This particular mutualism involves the butterfly Glaucopsyche lygdamus when it is still a caterpillar, meaning that it is in the larval, or not yet fully developed, stage. Like the aphid, this creature, too, produces a sweet "honeydew" solution that the ants harvest as food. Because the rhino can survive without the tickbird, Kifaru is a facultative partner in this mutualistic relationship.
Askari wa Kifaru The little oxpecker "askari wa kifaru" or "the rhino's guard" in Swahili "cleans" the rhino by plucking ticks from Kifaru's skin, but does so selectively; he prefers big, fat ticks that are already engorged with blood, ignoring the little ones that irritate Kifaru just as badly.
The oxpecker also searches any wounds or sores Kifaru may have and removes botfly larvae and other parasites, but in the process he also removes scabs and tissue, causing fresh bleeding. In fact, the oxpecker gets his blood meals as much directly from Kifaru himself as from the parasites he removes. This makes the tickbird the obligate partner, almost a parasite himself. He needs Kifaru with his parasite burden as a primary, if not a sole, food source.
A Better Partner The oxpecker is not the only partner Kifaru has in mutualism. White birds larger that the tickbird follow the rhino, feeding on insects and small animals Kifaru disturbs as he passes.
Bird perfectly demonstrates symbiotic relationship with zebra
They sometimes even ride on his back. These are cattle egrets Bubulcus ibisand like the tickbird, they follow many large mammals to profit from their passage.
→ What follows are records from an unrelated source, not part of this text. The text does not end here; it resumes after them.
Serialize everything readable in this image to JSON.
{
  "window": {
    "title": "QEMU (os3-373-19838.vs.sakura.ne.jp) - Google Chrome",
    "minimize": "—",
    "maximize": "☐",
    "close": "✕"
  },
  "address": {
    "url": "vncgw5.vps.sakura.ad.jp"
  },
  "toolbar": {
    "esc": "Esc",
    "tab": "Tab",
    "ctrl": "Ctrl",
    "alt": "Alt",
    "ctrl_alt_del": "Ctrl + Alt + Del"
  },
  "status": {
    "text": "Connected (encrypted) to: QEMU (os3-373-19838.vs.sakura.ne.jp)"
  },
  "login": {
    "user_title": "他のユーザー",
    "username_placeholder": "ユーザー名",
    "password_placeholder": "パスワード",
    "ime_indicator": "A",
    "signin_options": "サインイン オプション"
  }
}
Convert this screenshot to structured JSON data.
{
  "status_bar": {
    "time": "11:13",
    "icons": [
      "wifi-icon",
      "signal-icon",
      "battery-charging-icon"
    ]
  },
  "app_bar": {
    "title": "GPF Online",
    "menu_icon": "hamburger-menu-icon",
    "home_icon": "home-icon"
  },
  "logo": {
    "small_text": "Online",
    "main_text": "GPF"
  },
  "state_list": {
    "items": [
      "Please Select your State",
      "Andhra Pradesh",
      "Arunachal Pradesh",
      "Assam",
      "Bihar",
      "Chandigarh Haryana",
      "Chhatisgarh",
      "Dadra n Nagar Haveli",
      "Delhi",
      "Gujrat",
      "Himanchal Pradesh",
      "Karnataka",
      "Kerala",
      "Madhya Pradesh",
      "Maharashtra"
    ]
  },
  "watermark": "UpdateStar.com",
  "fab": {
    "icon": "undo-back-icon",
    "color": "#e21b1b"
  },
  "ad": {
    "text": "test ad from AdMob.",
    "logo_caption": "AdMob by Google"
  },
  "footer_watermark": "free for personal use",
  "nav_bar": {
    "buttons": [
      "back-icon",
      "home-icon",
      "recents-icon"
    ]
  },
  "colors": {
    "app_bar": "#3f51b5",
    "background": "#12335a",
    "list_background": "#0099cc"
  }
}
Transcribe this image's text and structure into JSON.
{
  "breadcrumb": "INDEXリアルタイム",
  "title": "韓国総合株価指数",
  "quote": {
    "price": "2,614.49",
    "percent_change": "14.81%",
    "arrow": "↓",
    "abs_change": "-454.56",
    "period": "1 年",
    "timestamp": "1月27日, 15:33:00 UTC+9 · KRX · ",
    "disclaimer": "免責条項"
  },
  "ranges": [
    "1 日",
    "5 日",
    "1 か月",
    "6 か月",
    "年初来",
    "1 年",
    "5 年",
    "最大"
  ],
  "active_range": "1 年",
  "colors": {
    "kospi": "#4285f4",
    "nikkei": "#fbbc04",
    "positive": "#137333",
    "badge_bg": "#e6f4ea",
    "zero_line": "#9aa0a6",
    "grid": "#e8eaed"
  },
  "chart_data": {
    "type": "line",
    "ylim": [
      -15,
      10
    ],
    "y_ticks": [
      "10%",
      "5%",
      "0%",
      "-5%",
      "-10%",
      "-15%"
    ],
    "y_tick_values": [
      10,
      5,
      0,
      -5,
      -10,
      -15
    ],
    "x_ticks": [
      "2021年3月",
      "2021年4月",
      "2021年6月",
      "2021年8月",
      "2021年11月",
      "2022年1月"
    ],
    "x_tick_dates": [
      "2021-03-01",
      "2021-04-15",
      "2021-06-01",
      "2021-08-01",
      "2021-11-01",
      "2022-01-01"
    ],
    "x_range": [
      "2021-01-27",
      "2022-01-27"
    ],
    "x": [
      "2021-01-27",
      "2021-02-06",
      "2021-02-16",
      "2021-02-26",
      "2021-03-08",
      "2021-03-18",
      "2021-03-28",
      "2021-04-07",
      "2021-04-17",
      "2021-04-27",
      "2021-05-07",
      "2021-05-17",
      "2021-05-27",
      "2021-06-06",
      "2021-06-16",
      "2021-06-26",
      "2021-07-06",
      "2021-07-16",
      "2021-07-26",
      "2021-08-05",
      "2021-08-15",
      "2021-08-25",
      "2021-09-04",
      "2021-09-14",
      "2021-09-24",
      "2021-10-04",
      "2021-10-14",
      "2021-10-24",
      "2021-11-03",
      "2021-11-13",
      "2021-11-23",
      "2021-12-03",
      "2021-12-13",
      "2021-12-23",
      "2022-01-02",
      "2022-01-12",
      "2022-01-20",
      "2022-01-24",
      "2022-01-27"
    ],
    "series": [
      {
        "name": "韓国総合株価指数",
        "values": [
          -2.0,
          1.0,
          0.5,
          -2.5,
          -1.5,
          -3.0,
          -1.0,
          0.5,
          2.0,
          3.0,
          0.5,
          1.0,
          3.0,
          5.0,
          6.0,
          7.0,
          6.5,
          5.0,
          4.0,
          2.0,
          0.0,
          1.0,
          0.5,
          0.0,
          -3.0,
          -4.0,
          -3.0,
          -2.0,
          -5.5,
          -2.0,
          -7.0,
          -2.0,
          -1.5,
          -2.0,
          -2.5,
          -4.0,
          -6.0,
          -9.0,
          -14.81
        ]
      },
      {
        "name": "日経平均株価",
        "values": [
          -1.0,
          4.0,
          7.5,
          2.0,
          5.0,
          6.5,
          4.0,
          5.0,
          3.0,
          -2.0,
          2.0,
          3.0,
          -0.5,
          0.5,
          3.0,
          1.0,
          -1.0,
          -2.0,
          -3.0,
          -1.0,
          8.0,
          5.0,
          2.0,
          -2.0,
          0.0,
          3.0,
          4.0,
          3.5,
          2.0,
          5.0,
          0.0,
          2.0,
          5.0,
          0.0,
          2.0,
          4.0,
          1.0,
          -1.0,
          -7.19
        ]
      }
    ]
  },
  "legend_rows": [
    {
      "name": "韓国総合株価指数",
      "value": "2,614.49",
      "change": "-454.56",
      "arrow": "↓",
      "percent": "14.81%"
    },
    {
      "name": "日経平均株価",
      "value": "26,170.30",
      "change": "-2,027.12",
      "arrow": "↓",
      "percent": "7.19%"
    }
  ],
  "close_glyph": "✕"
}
This places the cattle egret in a different category of mutualism with the rhino, called commensalism. This is a more balanced relationship, as both partners benefit and neither takes more than he gives.